> _Work to complete_: Without the images, reproduce each line of the material exactly.
━━━━━━
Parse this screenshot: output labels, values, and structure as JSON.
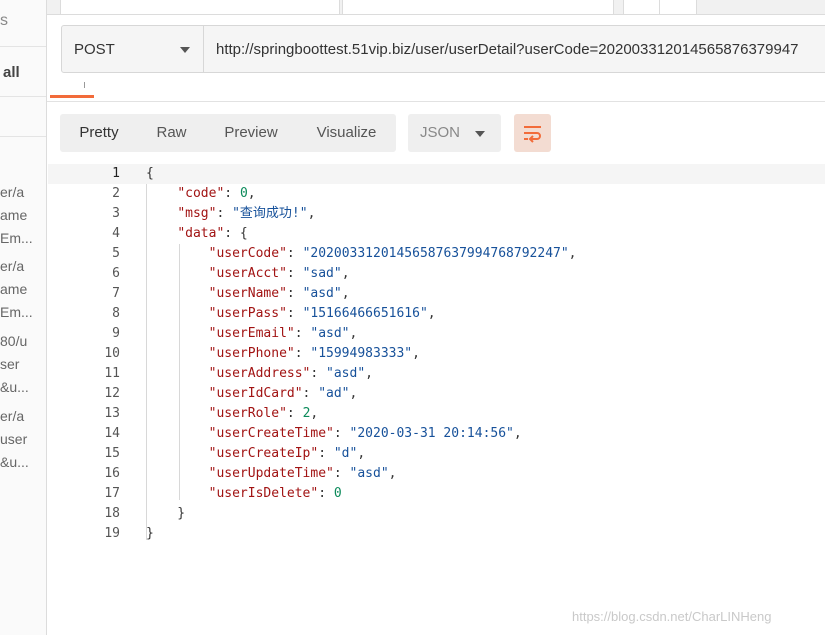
{
  "sidebar": {
    "top_glyph": "s",
    "all_label": "all",
    "entries": [
      {
        "lines": [
          "er/a",
          "ame",
          "Em..."
        ]
      },
      {
        "lines": [
          "er/a",
          "ame",
          "Em..."
        ]
      },
      {
        "lines": [
          "80/u",
          "ser",
          "&u..."
        ]
      },
      {
        "lines": [
          "er/a",
          "user",
          "&u..."
        ]
      }
    ]
  },
  "request": {
    "method": "POST",
    "url": "http://springboottest.51vip.biz/user/userDetail?userCode=202003312014565876379947"
  },
  "response": {
    "views": [
      "Pretty",
      "Raw",
      "Preview",
      "Visualize"
    ],
    "active_view": "Pretty",
    "format": "JSON",
    "wrap_icon": "wrap-lines-icon",
    "lines": [
      {
        "num": "1",
        "text": "{"
      },
      {
        "num": "2",
        "text": "    \"code\": 0,"
      },
      {
        "num": "3",
        "text": "    \"msg\": \"查询成功!\","
      },
      {
        "num": "4",
        "text": "    \"data\": {"
      },
      {
        "num": "5",
        "text": "        \"userCode\": \"20200331201456587637994768792247\","
      },
      {
        "num": "6",
        "text": "        \"userAcct\": \"sad\","
      },
      {
        "num": "7",
        "text": "        \"userName\": \"asd\","
      },
      {
        "num": "8",
        "text": "        \"userPass\": \"15166466651616\","
      },
      {
        "num": "9",
        "text": "        \"userEmail\": \"asd\","
      },
      {
        "num": "10",
        "text": "        \"userPhone\": \"15994983333\","
      },
      {
        "num": "11",
        "text": "        \"userAddress\": \"asd\","
      },
      {
        "num": "12",
        "text": "        \"userIdCard\": \"ad\","
      },
      {
        "num": "13",
        "text": "        \"userRole\": 2,"
      },
      {
        "num": "14",
        "text": "        \"userCreateTime\": \"2020-03-31 20:14:56\","
      },
      {
        "num": "15",
        "text": "        \"userCreateIp\": \"d\","
      },
      {
        "num": "16",
        "text": "        \"userUpdateTime\": \"asd\","
      },
      {
        "num": "17",
        "text": "        \"userIsDelete\": 0"
      },
      {
        "num": "18",
        "text": "    }"
      },
      {
        "num": "19",
        "text": "}"
      }
    ]
  },
  "watermark": "https://blog.csdn.net/CharLINHeng",
  "colors": {
    "accent": "#f26b3a",
    "json_key": "#a11313",
    "json_string": "#17519a",
    "json_number": "#0b8a5a"
  }
}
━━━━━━
> _Result of the exercise_:
Parse this screenshot: output labels, values, and structure as JSON.
{
  "sidebar": {
    "top_glyph": "s",
    "all_label": "all",
    "entries": [
      {
        "lines": [
          "er/a",
          "ame",
          "Em..."
        ]
      },
      {
        "lines": [
          "er/a",
          "ame",
          "Em..."
        ]
      },
      {
        "lines": [
          "80/u",
          "ser",
          "&u..."
        ]
      },
      {
        "lines": [
          "er/a",
          "user",
          "&u..."
        ]
      }
    ]
  },
  "request": {
    "method": "POST",
    "url": "http://springboottest.51vip.biz/user/userDetail?userCode=202003312014565876379947"
  },
  "response": {
    "views": [
      "Pretty",
      "Raw",
      "Preview",
      "Visualize"
    ],
    "active_view": "Pretty",
    "format": "JSON",
    "wrap_icon": "wrap-lines-icon",
    "lines": [
      {
        "num": "1",
        "text": "{"
      },
      {
        "num": "2",
        "text": "    \"code\": 0,"
      },
      {
        "num": "3",
        "text": "    \"msg\": \"查询成功!\","
      },
      {
        "num": "4",
        "text": "    \"data\": {"
      },
      {
        "num": "5",
        "text": "        \"userCode\": \"20200331201456587637994768792247\","
      },
      {
        "num": "6",
        "text": "        \"userAcct\": \"sad\","
      },
      {
        "num": "7",
        "text": "        \"userName\": \"asd\","
      },
      {
        "num": "8",
        "text": "        \"userPass\": \"15166466651616\","
      },
      {
        "num": "9",
        "text": "        \"userEmail\": \"asd\","
      },
      {
        "num": "10",
        "text": "        \"userPhone\": \"15994983333\","
      },
      {
        "num": "11",
        "text": "        \"userAddress\": \"asd\","
      },
      {
        "num": "12",
        "text": "        \"userIdCard\": \"ad\","
      },
      {
        "num": "13",
        "text": "        \"userRole\": 2,"
      },
      {
        "num": "14",
        "text": "        \"userCreateTime\": \"2020-03-31 20:14:56\","
      },
      {
        "num": "15",
        "text": "        \"userCreateIp\": \"d\","
      },
      {
        "num": "16",
        "text": "        \"userUpdateTime\": \"asd\","
      },
      {
        "num": "17",
        "text": "        \"userIsDelete\": 0"
      },
      {
        "num": "18",
        "text": "    }"
      },
      {
        "num": "19",
        "text": "}"
      }
    ]
  },
  "watermark": "https://blog.csdn.net/CharLINHeng",
  "colors": {
    "accent": "#f26b3a",
    "json_key": "#a11313",
    "json_string": "#17519a",
    "json_number": "#0b8a5a"
  }
}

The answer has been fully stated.